The train, a TER regional push-me-pull-you, was high on style and low on practicality. For carriages that large there were astonishingly few seats. Add to this the fact that the average train traveller down these parts would rather lick a dead rat than stand for even part of their journey, you wonder who researched the logistics of these things. People squashed and huddled themselves together where it would surely have been more comfortable to be suspended out of a window by their ankles. Personally, I'd rather stand and have a bit of elbow room than get intimate with a home-travelling student with a bag full of dirty washing.

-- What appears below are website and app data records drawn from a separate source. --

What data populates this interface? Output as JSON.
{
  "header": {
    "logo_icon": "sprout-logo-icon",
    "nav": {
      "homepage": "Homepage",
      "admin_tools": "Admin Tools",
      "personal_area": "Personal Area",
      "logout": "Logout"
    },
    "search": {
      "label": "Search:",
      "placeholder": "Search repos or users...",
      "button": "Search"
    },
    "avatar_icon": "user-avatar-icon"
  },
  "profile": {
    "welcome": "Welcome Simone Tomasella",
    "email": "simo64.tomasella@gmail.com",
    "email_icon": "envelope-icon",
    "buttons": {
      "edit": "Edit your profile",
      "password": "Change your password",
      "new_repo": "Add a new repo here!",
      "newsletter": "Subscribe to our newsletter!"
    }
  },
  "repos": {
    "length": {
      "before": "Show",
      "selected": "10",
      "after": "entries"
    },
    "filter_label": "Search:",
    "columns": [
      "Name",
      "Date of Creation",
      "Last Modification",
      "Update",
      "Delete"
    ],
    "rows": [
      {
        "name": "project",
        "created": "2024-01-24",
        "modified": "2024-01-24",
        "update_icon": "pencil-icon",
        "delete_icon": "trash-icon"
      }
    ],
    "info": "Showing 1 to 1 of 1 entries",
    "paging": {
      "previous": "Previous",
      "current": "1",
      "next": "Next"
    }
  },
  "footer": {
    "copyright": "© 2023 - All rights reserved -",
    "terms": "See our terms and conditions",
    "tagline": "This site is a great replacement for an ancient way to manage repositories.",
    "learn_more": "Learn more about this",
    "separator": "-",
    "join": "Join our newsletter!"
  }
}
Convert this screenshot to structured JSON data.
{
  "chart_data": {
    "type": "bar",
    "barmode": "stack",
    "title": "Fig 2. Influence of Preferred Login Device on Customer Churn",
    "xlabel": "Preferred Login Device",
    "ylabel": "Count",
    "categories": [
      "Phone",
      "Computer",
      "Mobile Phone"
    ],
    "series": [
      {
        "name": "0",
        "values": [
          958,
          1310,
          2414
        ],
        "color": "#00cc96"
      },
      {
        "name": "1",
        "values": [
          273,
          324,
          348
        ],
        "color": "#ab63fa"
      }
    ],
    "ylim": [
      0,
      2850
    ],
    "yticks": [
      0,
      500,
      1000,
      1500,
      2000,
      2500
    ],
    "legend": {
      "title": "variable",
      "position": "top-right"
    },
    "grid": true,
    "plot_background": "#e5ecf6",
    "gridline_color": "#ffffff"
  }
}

The Fingernails were exhausted after all the walking, climbing and travelling and fell asleep almost immediately their heads hit the pillows. Mrs. F has also taken off and turned the light out, rather scotching my hopes of getting through another thirty-odd pages of Martin Amis tonight, but there you go. It's the internet or sleep for me, now.

Thursday, 10 April 2008

Why Buy?

One of the joys of not owning a car is being able to spend hours on the internet, searching for 'deals' which may or may not bear some resemblance to the price you paid the last time you wanted a temporary conveyance smelling of pine and new plastic. Living in the centre of town we've opted for the 'let's rent one when we really need one' school of thought and up till now it's done us proud. That way, we get to test drive a regular variety of the industry's finest smaller offerings in readiness for the day when we may actually get one of our own. The difference in the prices offered are extraordinary and unearthing a bargain becomes almost a pre-bedtime mania. Until it gets so bloody boring that you just want to hurl your computer through the nearest window before going off to do something mildly more interesting, like reading 'Hansard'.

Still, the car search means one thing, and one thing only: we're getting ready to travel, get some fresh input in our daily lives, catch up with relatives and eat motorway food. Germany has a novel system in place in motorway service areas: you pay 50 cents for the use of spotless loos and receive a coupon to that value which you can then redeem for goods and services in the rest of the complex. It's a decent, if somewhat macabre idea: "Here, my two craps and a pee for that bottle of apple juice and a Mars Bar". In handing over your coupons you basically inform the cashier that you have evacuated your bowels and/or bladder not fifty feet from where you're now getting a newspaper and a sandwich. I prefer to keep that kind of information to myself when out and about, but, financially speaking, those bodily functions add up.

Sorry to have mentioned that, but the Fingernails have been perfecting their Jackson Pollock tributes, again. It's gastro-bug time in this fair southern city and our two haven't been spared. Nor have the duvets, sheets or pyjamas for that matter. Nonetheless, they're over the worst and our washing machine hasn't yet stormed out in disgust, so we can consider ourselves lucky.

Tuesday, 1 April 2008

Late, again.

One of the purposes of blogs appears to be that of wanting to inform a hopefully large readership that the writer has nothing of any interest to say and it is in this proud spirit, dear online diary, that I am blogging tonight. My team have beaten AS Roma 2-0 away from home in the Champions' League, I've received a few nice e-mails from friends and that is basically it. Nothing is left of today except the prospect of my very comfortable bed with, I hope, a pretty interesting dream to follow.

We have very nice neighbours one floor below. Their only drawback is that they possess neither the intelligence nor the wherewithal to recycle. Where we live, this means walking fifty yards to a set of special bins, but this appears to be beyond them. They produce more waste than China and India combined and our bin fills up quicker than a glass dipped in the bath. I try not to get angry about it, telling myself I did the same at their age, but that was in an era and a country which shunned the idea of re-using anything. And no, it wasn't the USA: Highgate, N6 didn't have one recycling bin to its name in 1996.

Enough of this drivel. I'm off to bed.